- **WORK REQUEST**
Whenever a line contains "Ctrl", include it in the count; reply with the number of such lines in the data and nothing else.

[[ ENTRIES PROVIDED, beginning ]]

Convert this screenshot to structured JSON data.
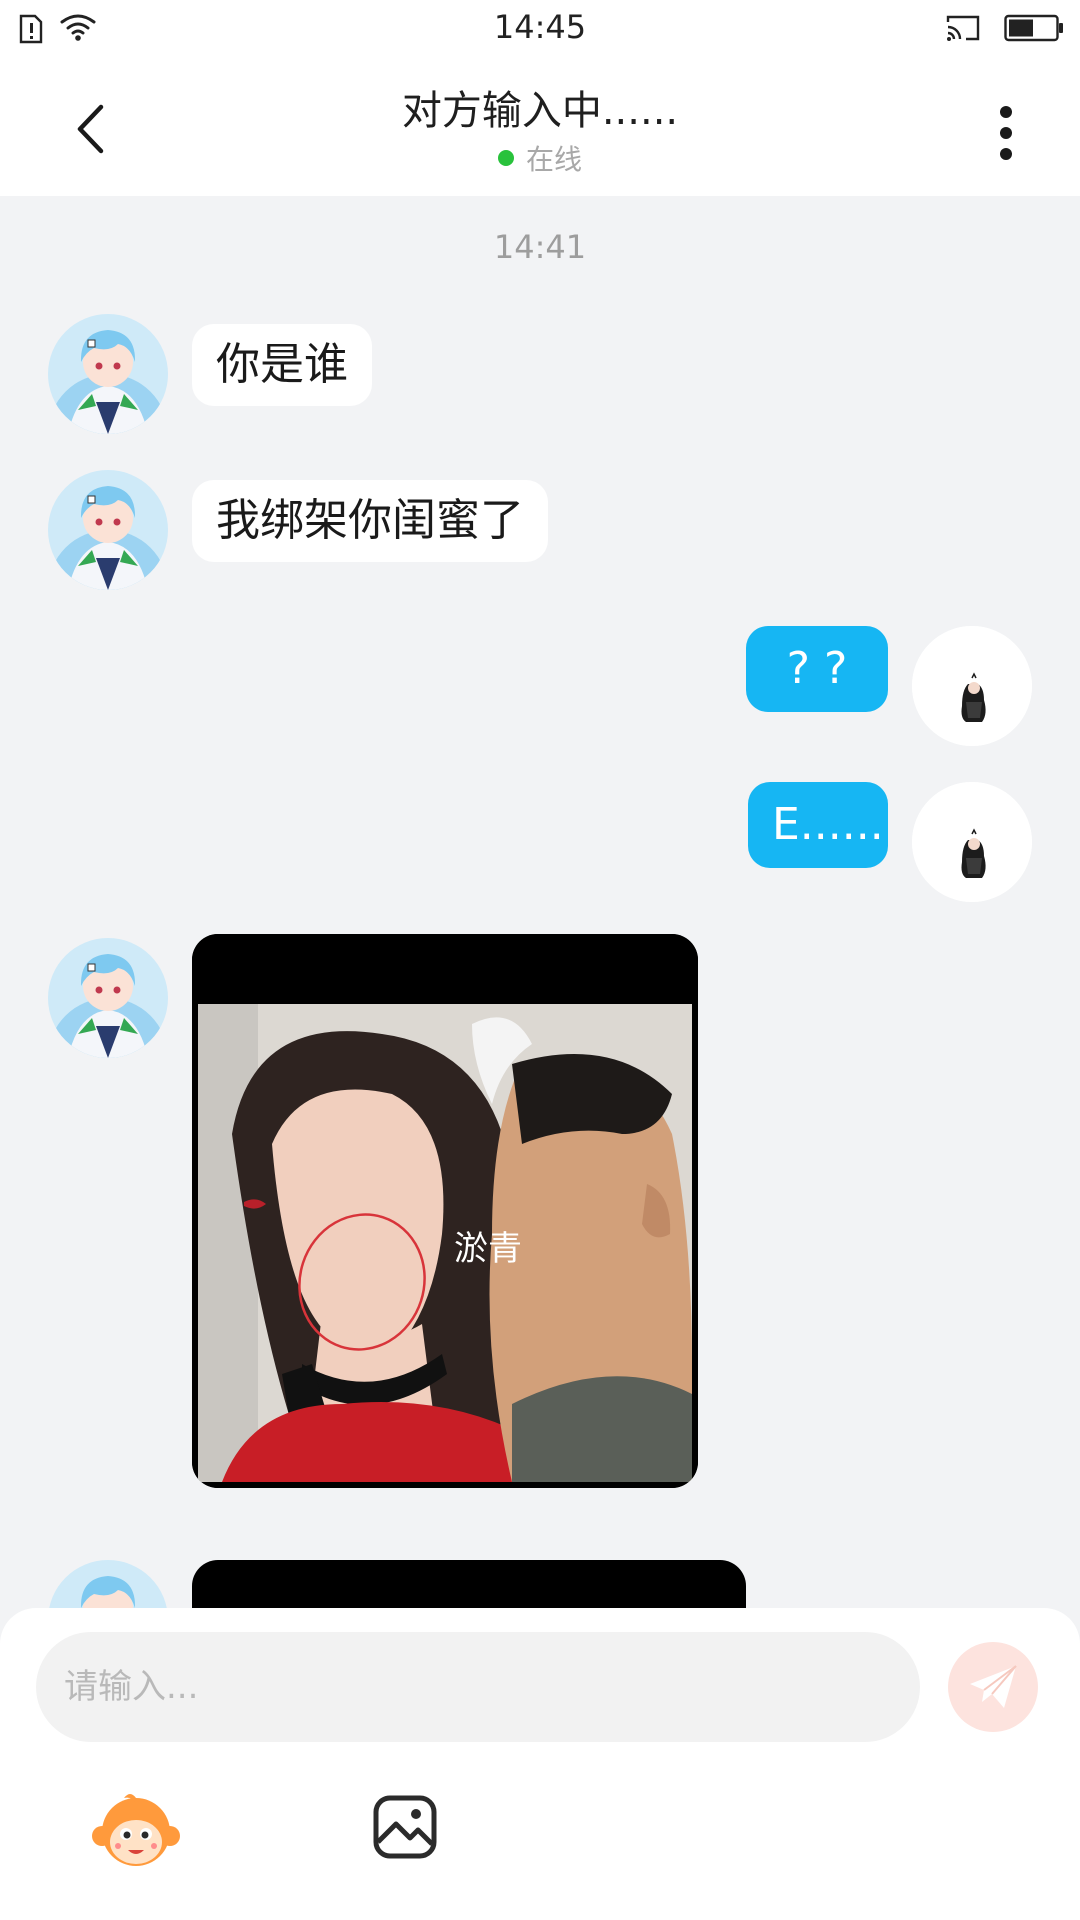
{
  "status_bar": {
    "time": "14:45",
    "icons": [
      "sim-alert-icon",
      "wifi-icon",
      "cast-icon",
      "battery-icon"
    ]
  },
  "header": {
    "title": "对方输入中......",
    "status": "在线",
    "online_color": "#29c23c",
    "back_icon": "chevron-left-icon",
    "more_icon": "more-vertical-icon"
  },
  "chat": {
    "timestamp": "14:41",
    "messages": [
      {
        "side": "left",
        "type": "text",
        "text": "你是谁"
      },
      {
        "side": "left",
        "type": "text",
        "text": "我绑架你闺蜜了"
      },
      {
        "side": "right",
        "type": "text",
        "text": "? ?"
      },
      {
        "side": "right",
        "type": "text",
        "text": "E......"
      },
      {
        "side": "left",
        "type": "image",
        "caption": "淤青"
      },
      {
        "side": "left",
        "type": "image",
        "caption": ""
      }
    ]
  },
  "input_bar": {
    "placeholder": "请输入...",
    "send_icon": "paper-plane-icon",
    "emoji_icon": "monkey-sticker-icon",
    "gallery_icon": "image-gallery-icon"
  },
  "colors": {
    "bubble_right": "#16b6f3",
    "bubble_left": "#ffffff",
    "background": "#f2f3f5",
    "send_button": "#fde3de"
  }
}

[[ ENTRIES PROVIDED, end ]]
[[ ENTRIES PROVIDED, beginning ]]

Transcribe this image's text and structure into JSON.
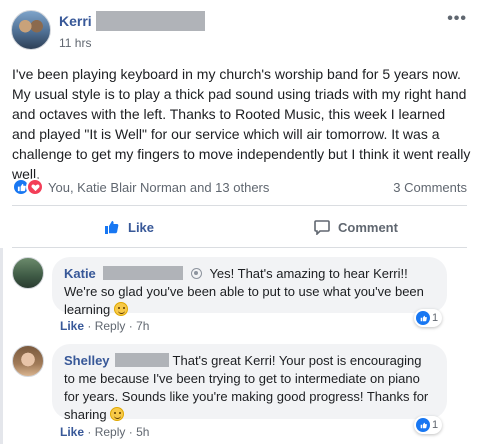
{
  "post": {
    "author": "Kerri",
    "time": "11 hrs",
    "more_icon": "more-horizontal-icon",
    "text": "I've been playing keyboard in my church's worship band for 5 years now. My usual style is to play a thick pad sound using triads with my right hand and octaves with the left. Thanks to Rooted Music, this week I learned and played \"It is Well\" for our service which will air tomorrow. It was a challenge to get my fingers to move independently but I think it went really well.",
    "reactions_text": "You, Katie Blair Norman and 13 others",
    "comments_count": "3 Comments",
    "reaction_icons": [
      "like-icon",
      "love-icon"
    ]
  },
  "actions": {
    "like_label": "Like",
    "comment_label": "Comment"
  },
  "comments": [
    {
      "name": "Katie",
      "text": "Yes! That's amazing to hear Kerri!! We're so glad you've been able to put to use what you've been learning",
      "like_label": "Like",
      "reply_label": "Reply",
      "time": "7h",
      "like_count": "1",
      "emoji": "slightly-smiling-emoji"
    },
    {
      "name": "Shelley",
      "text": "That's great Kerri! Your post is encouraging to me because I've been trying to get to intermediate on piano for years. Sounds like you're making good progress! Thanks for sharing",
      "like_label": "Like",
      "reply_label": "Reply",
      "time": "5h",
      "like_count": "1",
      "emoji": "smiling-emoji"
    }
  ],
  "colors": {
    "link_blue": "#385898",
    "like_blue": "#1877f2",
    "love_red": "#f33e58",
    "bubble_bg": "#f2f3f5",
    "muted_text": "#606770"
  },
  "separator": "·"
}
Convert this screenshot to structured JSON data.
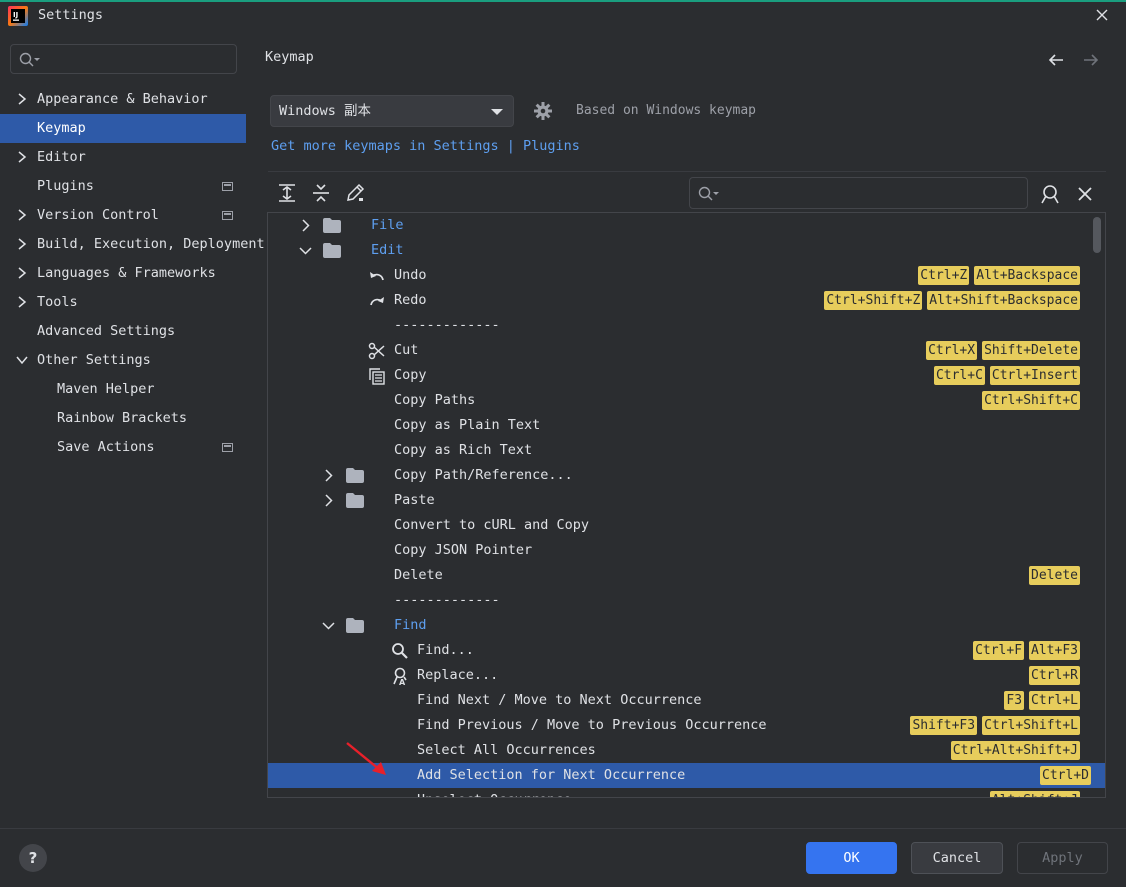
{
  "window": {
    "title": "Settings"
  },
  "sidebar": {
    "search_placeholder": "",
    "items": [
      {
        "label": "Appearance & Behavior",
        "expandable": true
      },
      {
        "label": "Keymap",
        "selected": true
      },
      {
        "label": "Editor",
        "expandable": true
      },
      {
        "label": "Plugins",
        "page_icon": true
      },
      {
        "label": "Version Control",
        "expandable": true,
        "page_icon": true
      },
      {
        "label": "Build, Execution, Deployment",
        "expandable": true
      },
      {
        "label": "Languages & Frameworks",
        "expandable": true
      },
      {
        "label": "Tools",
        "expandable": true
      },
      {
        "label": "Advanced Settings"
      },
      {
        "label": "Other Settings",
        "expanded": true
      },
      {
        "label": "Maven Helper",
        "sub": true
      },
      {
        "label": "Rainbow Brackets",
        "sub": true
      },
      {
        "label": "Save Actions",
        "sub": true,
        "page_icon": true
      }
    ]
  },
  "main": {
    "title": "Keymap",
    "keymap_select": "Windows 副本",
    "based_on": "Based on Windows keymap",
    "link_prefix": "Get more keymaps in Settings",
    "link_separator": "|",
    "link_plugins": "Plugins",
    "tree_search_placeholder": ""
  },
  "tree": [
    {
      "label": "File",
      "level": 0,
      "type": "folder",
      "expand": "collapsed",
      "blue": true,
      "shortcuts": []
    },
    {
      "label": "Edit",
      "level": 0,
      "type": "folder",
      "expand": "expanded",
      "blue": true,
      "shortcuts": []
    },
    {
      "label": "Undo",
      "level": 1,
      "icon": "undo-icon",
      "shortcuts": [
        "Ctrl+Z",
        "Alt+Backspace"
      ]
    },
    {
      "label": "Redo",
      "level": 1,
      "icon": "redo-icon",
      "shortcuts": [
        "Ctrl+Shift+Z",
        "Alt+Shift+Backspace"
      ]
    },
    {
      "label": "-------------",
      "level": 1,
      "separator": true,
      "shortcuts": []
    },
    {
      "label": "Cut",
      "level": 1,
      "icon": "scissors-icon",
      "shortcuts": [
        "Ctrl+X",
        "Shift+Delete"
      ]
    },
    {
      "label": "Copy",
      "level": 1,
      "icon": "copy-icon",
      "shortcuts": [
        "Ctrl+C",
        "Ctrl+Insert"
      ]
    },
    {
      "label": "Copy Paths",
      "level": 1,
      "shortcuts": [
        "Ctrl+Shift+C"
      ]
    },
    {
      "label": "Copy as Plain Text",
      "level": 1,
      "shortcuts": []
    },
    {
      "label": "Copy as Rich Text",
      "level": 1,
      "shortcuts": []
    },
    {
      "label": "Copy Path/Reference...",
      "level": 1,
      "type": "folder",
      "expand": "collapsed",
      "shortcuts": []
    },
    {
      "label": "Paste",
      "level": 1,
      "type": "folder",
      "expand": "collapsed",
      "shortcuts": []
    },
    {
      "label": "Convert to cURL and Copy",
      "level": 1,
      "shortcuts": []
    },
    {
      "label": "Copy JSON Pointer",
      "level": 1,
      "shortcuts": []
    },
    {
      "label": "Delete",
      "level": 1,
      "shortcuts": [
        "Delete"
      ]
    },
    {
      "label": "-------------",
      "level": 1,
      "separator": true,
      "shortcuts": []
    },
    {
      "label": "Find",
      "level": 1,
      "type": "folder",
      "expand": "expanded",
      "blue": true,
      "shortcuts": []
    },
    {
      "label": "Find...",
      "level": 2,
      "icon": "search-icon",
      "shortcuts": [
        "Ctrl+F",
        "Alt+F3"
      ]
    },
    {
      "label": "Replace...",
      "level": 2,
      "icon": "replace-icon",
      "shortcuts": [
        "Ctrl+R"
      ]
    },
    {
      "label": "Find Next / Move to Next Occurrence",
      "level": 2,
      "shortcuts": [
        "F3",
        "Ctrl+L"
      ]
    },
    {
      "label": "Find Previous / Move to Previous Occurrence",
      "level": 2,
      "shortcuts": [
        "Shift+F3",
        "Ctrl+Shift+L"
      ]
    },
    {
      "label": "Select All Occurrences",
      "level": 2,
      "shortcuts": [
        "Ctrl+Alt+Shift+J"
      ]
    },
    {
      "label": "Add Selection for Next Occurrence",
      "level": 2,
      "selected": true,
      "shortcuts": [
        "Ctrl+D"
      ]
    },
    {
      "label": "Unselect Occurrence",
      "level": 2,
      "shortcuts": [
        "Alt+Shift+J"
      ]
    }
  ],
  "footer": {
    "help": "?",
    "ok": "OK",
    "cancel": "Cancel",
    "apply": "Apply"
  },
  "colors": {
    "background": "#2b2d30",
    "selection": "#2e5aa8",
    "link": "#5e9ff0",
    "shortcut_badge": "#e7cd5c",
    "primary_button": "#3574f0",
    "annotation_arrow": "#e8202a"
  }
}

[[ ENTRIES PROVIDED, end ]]

- **COMPLETED EXERCISE**
12